**DIRECTIONS:** If a line in the material below has the word "drramadoss", copy it.
*** DATA RECORDS ***
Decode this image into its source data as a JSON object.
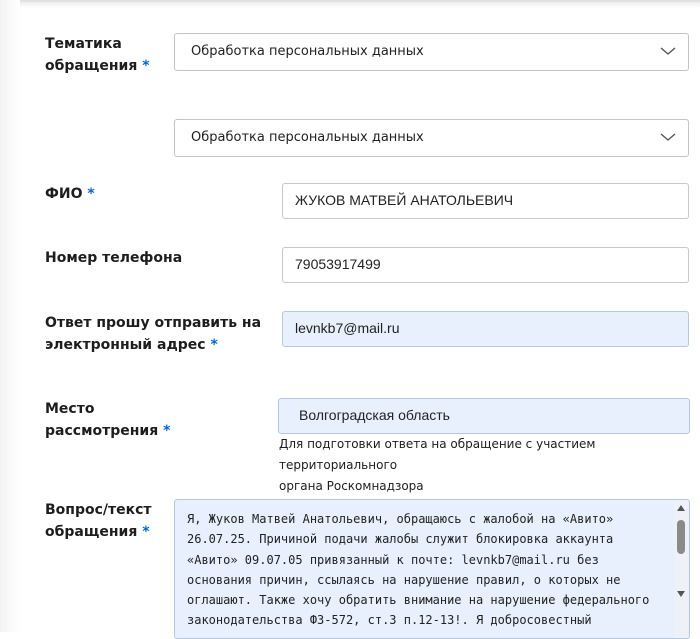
{
  "topic": {
    "label_line1": "Тематика",
    "label_line2": "обращения",
    "required_mark": "*",
    "select1_value": "Обработка персональных данных",
    "select2_value": "Обработка персональных данных"
  },
  "fio": {
    "label": "ФИО",
    "required_mark": "*",
    "value": "ЖУКОВ МАТВЕЙ АНАТОЛЬЕВИЧ"
  },
  "phone": {
    "label": "Номер телефона",
    "value": "79053917499"
  },
  "email": {
    "label_line1": "Ответ прошу отправить на",
    "label_line2": "электронный адрес",
    "required_mark": "*",
    "value": "levnkb7@mail.ru"
  },
  "place": {
    "label_line1": "Место",
    "label_line2": "рассмотрения",
    "required_mark": "*",
    "value": "Волгоградская область",
    "hint_line1": "Для подготовки ответа на обращение с участием территориального",
    "hint_line2": "органа Роскомнадзора"
  },
  "question": {
    "label_line1": "Вопрос/текст",
    "label_line2": "обращения",
    "required_mark": "*",
    "text": "Я, Жуков Матвей Анатольевич, обращаюсь с жалобой на «Авито» 26.07.25. Причиной подачи жалобы служит блокировка аккаунта «Авито» 09.07.05 привязанный к почте: levnkb7@mail.ru  без основания причин, ссылаясь на нарушение правил, о которых не оглашают. Также хочу обратить внимание на нарушение федерального законодательства ФЗ-572, ст.3 п.12-13!. Я добросовестный"
  },
  "colors": {
    "required": "#0066cc",
    "filled_field_bg": "#e8f0fe"
  },
  "icons": {
    "select_chevron": "chevron-down-icon",
    "scroll_up": "scroll-up-arrow-icon",
    "scroll_down": "scroll-down-arrow-icon"
  }
}
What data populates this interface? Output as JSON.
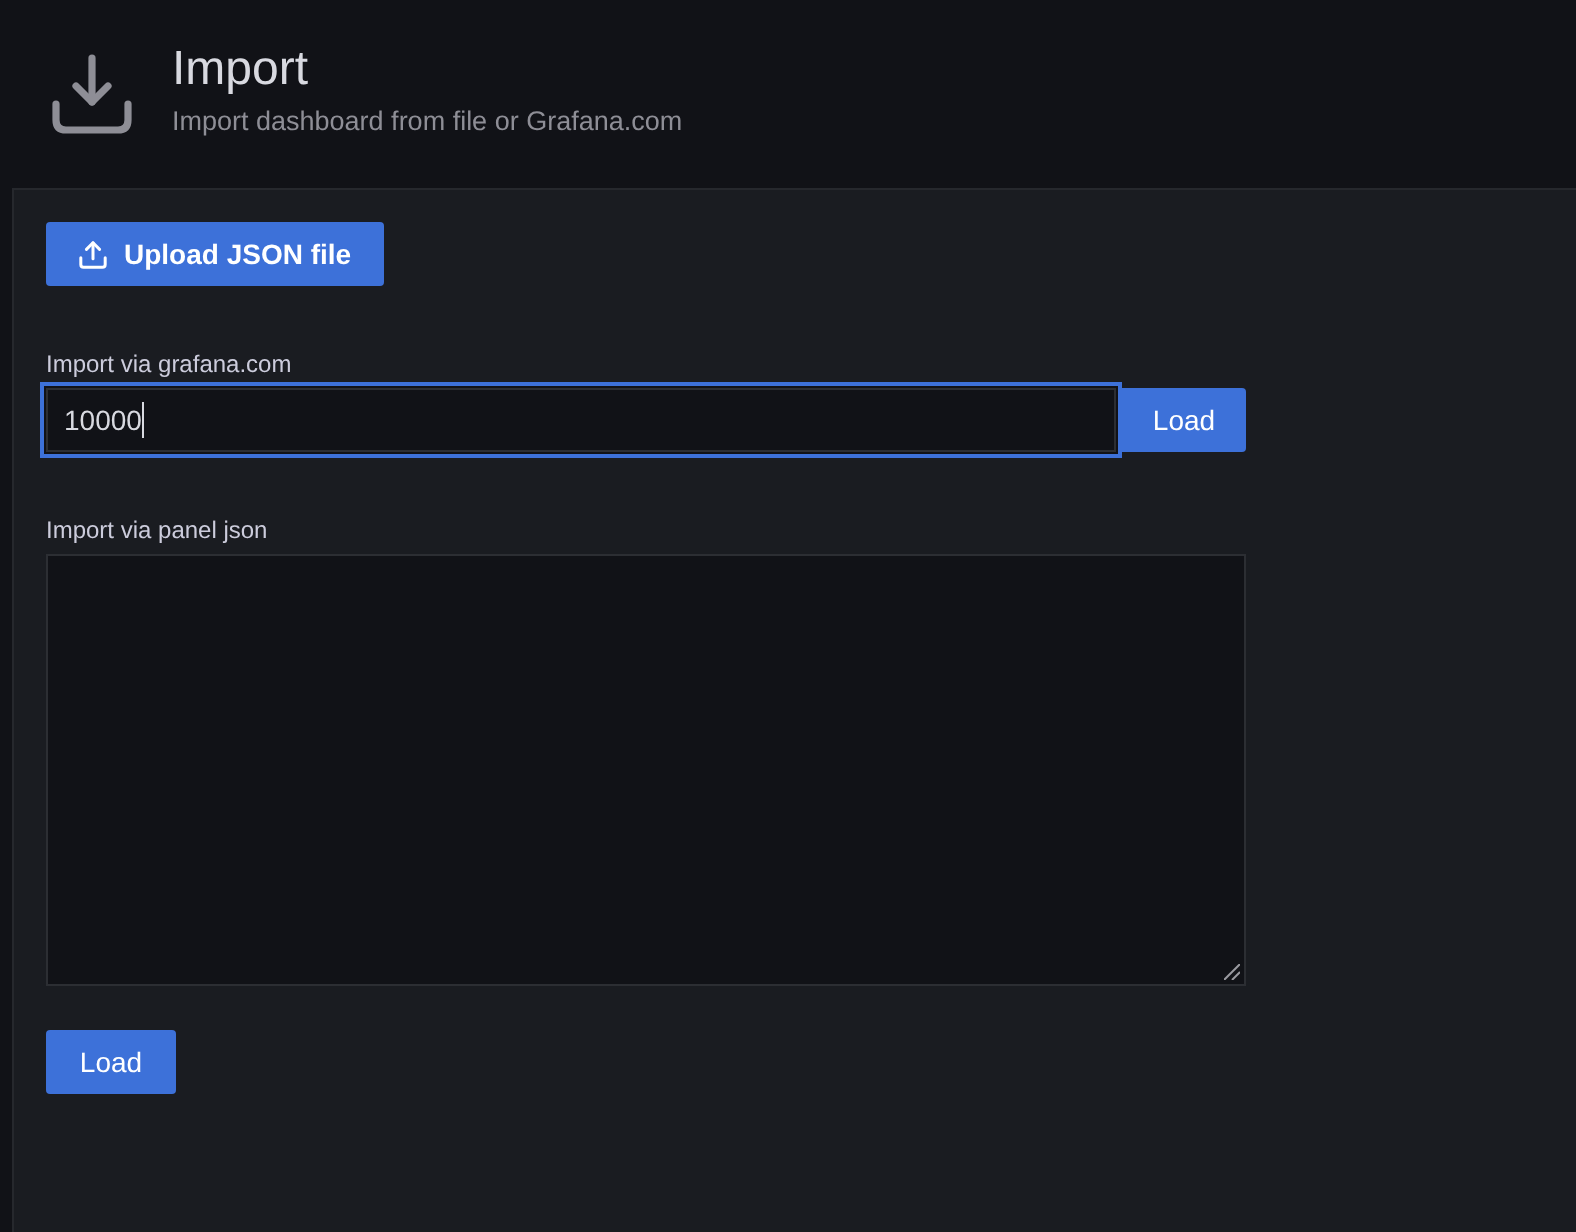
{
  "header": {
    "title": "Import",
    "subtitle": "Import dashboard from file or Grafana.com"
  },
  "upload_button": {
    "label": "Upload JSON file"
  },
  "grafana_import": {
    "label": "Import via grafana.com",
    "value": "10000",
    "focused": true,
    "button": "Load"
  },
  "panel_json": {
    "label": "Import via panel json",
    "button": "Load"
  }
}
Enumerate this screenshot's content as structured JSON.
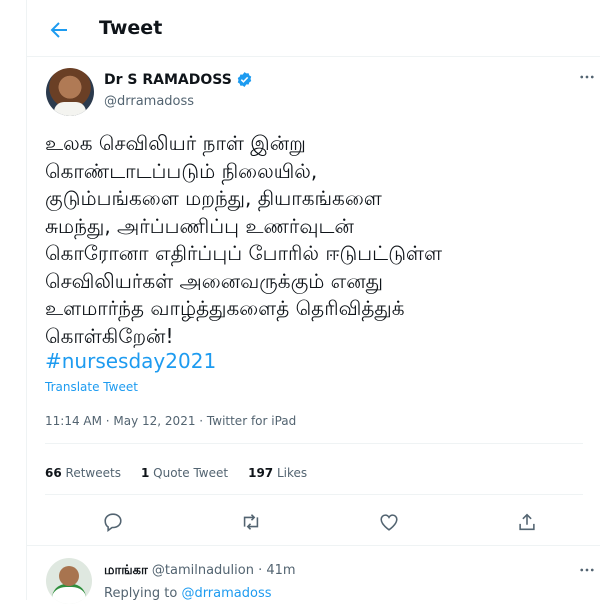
{
  "header": {
    "title": "Tweet"
  },
  "tweet": {
    "author_name": "Dr S RAMADOSS",
    "handle": "@drramadoss",
    "text_lines": [
      "உலக செவிலியர் நாள் இன்று",
      "கொண்டாடப்படும் நிலையில்,",
      "குடும்பங்களை மறந்து, தியாகங்களை",
      "சுமந்து, அர்ப்பணிப்பு உணர்வுடன்",
      "கொரோனா எதிர்ப்புப் போரில் ஈடுபட்டுள்ள",
      "செவிலியர்கள் அனைவருக்கும் எனது",
      "உளமார்ந்த வாழ்த்துகளைத் தெரிவித்துக்",
      "கொள்கிறேன்!"
    ],
    "hashtag": "#nursesday2021",
    "translate_label": "Translate Tweet",
    "meta": "11:14 AM · May 12, 2021 · Twitter for iPad",
    "stats": {
      "retweets_count": "66",
      "retweets_label": "Retweets",
      "quotes_count": "1",
      "quotes_label": "Quote Tweet",
      "likes_count": "197",
      "likes_label": "Likes"
    }
  },
  "reply": {
    "name": "மாங்கா",
    "handle_time": "@tamilnadulion · 41m",
    "replying_prefix": "Replying to ",
    "replying_handle": "@drramadoss"
  },
  "icons": {
    "back": "arrow-left-icon",
    "verified": "verified-badge-icon",
    "more": "more-horizontal-icon",
    "reply": "reply-icon",
    "retweet": "retweet-icon",
    "like": "heart-icon",
    "share": "share-icon"
  },
  "colors": {
    "accent": "#1d9bf0",
    "text": "#0f1419",
    "muted": "#536471"
  }
}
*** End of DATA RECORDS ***
**RESULT OF THE TASK:**
    "handle": "@drramadoss",
    "replying_handle": "@drramadoss"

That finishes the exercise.